Experts explain how the new classification system impacts clinical decision-making.

FDA Alerts

FDA Alerts
Thursday, January 19, 2017
The FDA recently has approved the topical treatment, oxymetazoline hydrochloride (Rhofade, Allergan plc) cream, for patients with persistent facial erythema associated with rosacea in adults.
FDA Alerts
Monday, May 12, 2014
Mirvaso is the first and only FDA-approved topical treatment for persistent erythema of rosacea. The FDA approved Mirvaso (brimonidine) Topical Gel, 0.33% in August 2013 as the first and only topical treatment indicated for the persistent (non-transient) facial erythema of rosacea in adults age 18 or older. The gel, marketed by Galderma Laboratories, L.P., is an alpha-2 adrenergic agonist that may work by constricting the dilated blood vessels to reduce the redness of rosacea. 

News

News
Tuesday, December 5, 2017
In a recent study, researchers examined the risk of rosacea in women with obesity.
News
Wednesday, October 25, 2017
The National Rosacea Society has awarded funding for 3 new studies, in addition to continuing support for 3 ongoing studies.
News
Wednesday, August 23, 2017
Recent research, funded by the National Rosacea Society, examined treatment options for patients with rosacea inflammation.
News
Friday, June 2, 2017
Actress and singer Kristin Chenoweth has been named the spokesperson for the campaign “Less Red, More You,” to raise awareness for oxymetazoline hydrochloride (Rhofade; Allergan) cream, 1%.

Research in Review

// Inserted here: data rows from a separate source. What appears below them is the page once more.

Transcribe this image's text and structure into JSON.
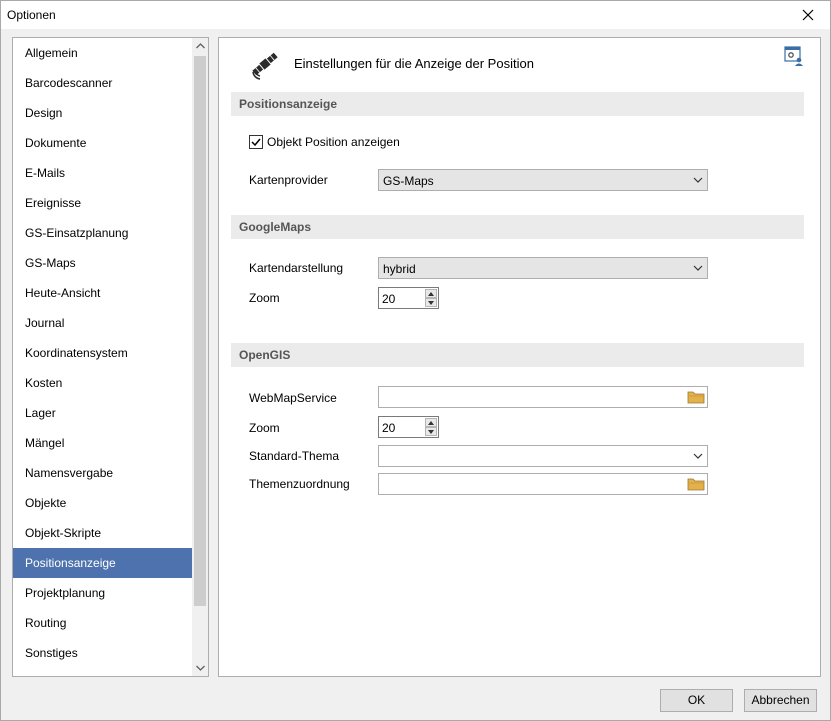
{
  "window": {
    "title": "Optionen"
  },
  "nav": {
    "items": [
      "Allgemein",
      "Barcodescanner",
      "Design",
      "Dokumente",
      "E-Mails",
      "Ereignisse",
      "GS-Einsatzplanung",
      "GS-Maps",
      "Heute-Ansicht",
      "Journal",
      "Koordinatensystem",
      "Kosten",
      "Lager",
      "Mängel",
      "Namensvergabe",
      "Objekte",
      "Objekt-Skripte",
      "Positionsanzeige",
      "Projektplanung",
      "Routing",
      "Sonstiges"
    ],
    "selected": "Positionsanzeige"
  },
  "panel": {
    "title": "Einstellungen für die Anzeige der Position",
    "sections": {
      "position": {
        "header": "Positionsanzeige",
        "show_position_label": "Objekt Position anzeigen",
        "show_position_checked": true,
        "map_provider_label": "Kartenprovider",
        "map_provider_value": "GS-Maps"
      },
      "googlemaps": {
        "header": "GoogleMaps",
        "map_display_label": "Kartendarstellung",
        "map_display_value": "hybrid",
        "zoom_label": "Zoom",
        "zoom_value": "20"
      },
      "opengis": {
        "header": "OpenGIS",
        "wms_label": "WebMapService",
        "wms_value": "",
        "zoom_label": "Zoom",
        "zoom_value": "20",
        "theme_label": "Standard-Thema",
        "theme_value": "",
        "theme_assignment_label": "Themenzuordnung",
        "theme_assignment_value": ""
      }
    }
  },
  "buttons": {
    "ok": "OK",
    "cancel": "Abbrechen"
  },
  "colors": {
    "selection": "#4d72ad",
    "section_bg": "#ebebeb",
    "section_text": "#555555"
  }
}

Research in Review
Wednesday, December 27, 2017
Experts explain how the new classification system impacts clinical decision-making.
Research in Review
Thursday, November 23, 2017
A review of recent news, research, and treatment related to rosacea.
Research in Review
Thursday, November 9, 2017
A new standard classification and pathophysiology of rosacea, developed by a consensus committee and review panel of 28 rosacea experts worldwide, was recently published.
Research in Review
Friday, June 23, 2017
An international panel of experts recommend diagnosing and classifying rosacea based on phenotype rather than by subtype.